What you’re calling “vanity” is what I call “the craving for validation of conceptual self”. Conceptual self refers to a kind of identity that is based on the past – ideas, images, and narratives which the mind believes are “myself”, and which are stored as static memories – as opposed to a kind of self-recognition which is rich and alive in the moment.

This is a critical distinction in understanding the resolution of your question: true self cannot be stored in memory, it has to come alive in the moment. But we often don’t understand this – we want to take our “best self from memory” and pile up evidence that it’s permanent, real, and authentic.

That attempt to pile up such evidence is the mind struggling to validate something which is now stored in a flat, 2-dimensional, and “deceased” form… it’s like trying to pour water onto a dried plant, thinking it can come back to life.

So that is always an inauthentic effort, and when you sense “vanity”, that’s what you’re sensing – the confusion of trying to prove that a past-based concept of self is “who I really am”.

It’s a very anxiety-laden effort, because at a deeper level, the mind suspects that it’s own efforts at this are somehow missing the point or pretentious, and does not want to confront that concern… that produces anxiety, and so the individual builds up a sort of social and cognitive “wall” intended to keep that secret: “I suspect that I don’t really know who I am, but I’m trying to resuscitate and prove my best moments from the past so that others will validate them and I’ll feel like I know my true self”.


#8

Thank you!


#5

For me, that’s an EASY one.

I look, and look, and LOOK at GOD!!! That cures my vanity fast!

(In case anyone wonders how I “look at God” … I read the Bible, every day. God is all over it!)


#6

Yes, by the Word of God we can conquer.


#11

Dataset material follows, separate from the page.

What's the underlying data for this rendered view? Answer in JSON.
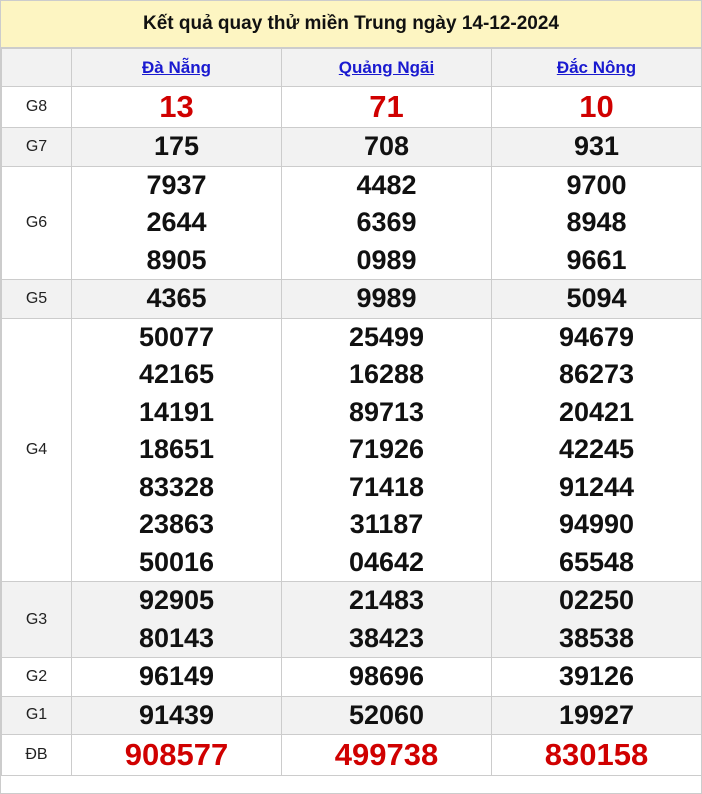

For me, one kind of vanity is looking for pleasing people, people’s respecting. By the grace and love of God in Christ , I was healed a lot. When I get to know the truth, who I am, how God look at me, my world view, value was changed. The perspective I look at myself and look at other people was changed. In the unconditional love of God, I was transformed. Amen!